Reception: 11:30 am

Time: 12 pm

Location: Broad 100


Coleen Murphy, Professor of Molecular Biology and the Lewis-Sigler Institute for Integrative Genomics
Director, Lewis-Sigler Institute for Integrative Genomics; Director of Paul F. Glenn Laboratories for Aging Research
James A. Elkins, Jr. Professor in the Life Sciences

Faculty Host: Paul Sternberg

Title: Long-term memory and Transgenerational Inheritance of Learned Behavior in C. elegans"


Caenorhabditis elegans exhibits multiple forms of memory - it must find and remember food cues, and it must distinguish pathogens from nutritious food sources among the many bacteria to which it is exposed in its environment. We found that a single exposure to purified small RNAs isolated from pathogenic Pseudomonas aeruginosa (PA14) is sufficient to induce pathogen avoidance in the treated worms and in four subsequent generations of progeny. The RNA interference (RNAi) and PIWI-interacting RNA (piRNA) pathways, the germline and the ASI neuron are all required for avoidance behaviour induced by bacterial small RNAs, and for the transgenerational inheritance of this behavior.
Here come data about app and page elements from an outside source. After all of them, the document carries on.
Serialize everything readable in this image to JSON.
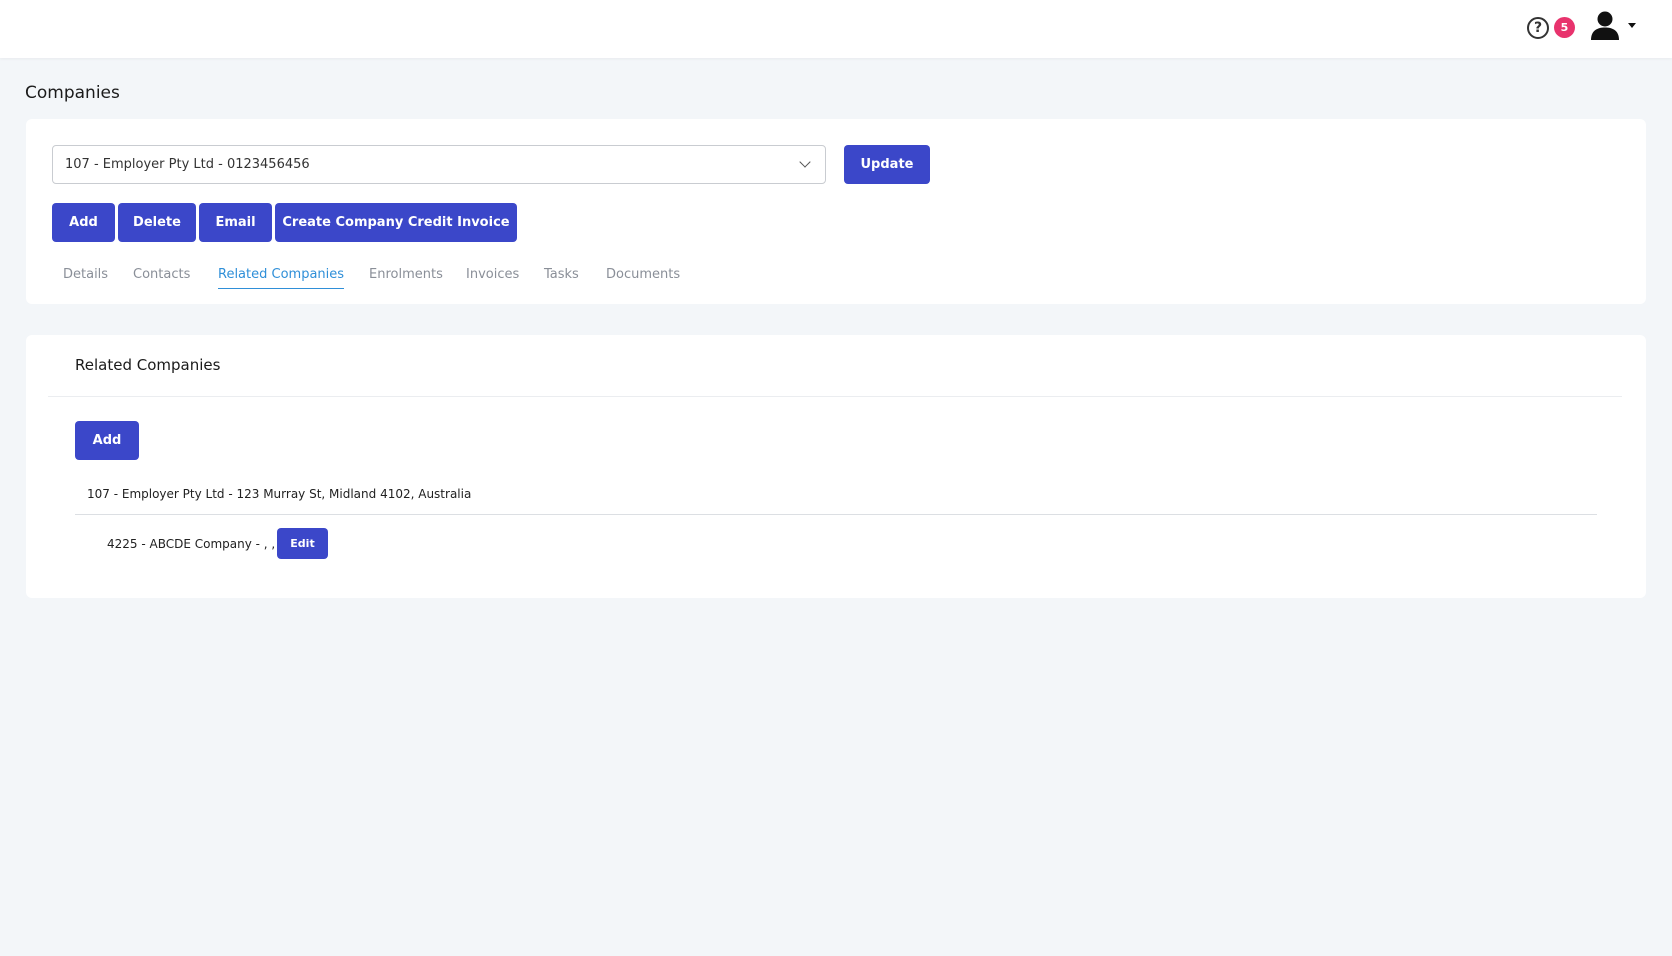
{
  "header": {
    "help_icon_glyph": "?",
    "notification_count": "5",
    "icons": [
      "help-icon",
      "user-icon",
      "caret-down-icon"
    ]
  },
  "page": {
    "title": "Companies"
  },
  "company_selector": {
    "selected_value": "107 - Employer Pty Ltd - 0123456456"
  },
  "toolbar": {
    "update_label": "Update",
    "add_label": "Add",
    "delete_label": "Delete",
    "email_label": "Email",
    "credit_invoice_label": "Create Company Credit Invoice"
  },
  "tabs": [
    {
      "label": "Details"
    },
    {
      "label": "Contacts"
    },
    {
      "label": "Related Companies",
      "active": true
    },
    {
      "label": "Enrolments"
    },
    {
      "label": "Invoices"
    },
    {
      "label": "Tasks"
    },
    {
      "label": "Documents"
    }
  ],
  "related_companies": {
    "title": "Related Companies",
    "add_label": "Add",
    "parent": "107 - Employer Pty Ltd - 123 Murray St, Midland 4102, Australia",
    "children": [
      {
        "label": "4225 - ABCDE Company - , ,",
        "edit_label": "Edit"
      }
    ]
  },
  "colors": {
    "primary": "#3b47c9",
    "active_tab": "#2f8fd8",
    "badge": "#e8336d",
    "background": "#f3f6f9"
  }
}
A single P. aeruginosa non-coding RNA, P11, is both necessary and sufficient to convey learned avoidance of PA14, and its C. elegans target, maco-1, is required for avoidance. Finally, we found that the Cer1 retrotransposon is necessary not only for intracellular communication, but also for inter-individual horizontal transfer of learned information. Our results suggest that this non-coding-RNA-dependent mechanism evolved to survey the microbial environment of the worm, use this information to make appropriate behavioral decisions and pass this information on to its progeny, using a surprising retrotransposon-based mechanism. We also have found conserved mechanisms of olfactory memory that can can be stimulated to maintain function with age in both old worms and in old mice.

For more information, please contact Tish Cheek by phone at 626-395-4952 or by email at [email protected].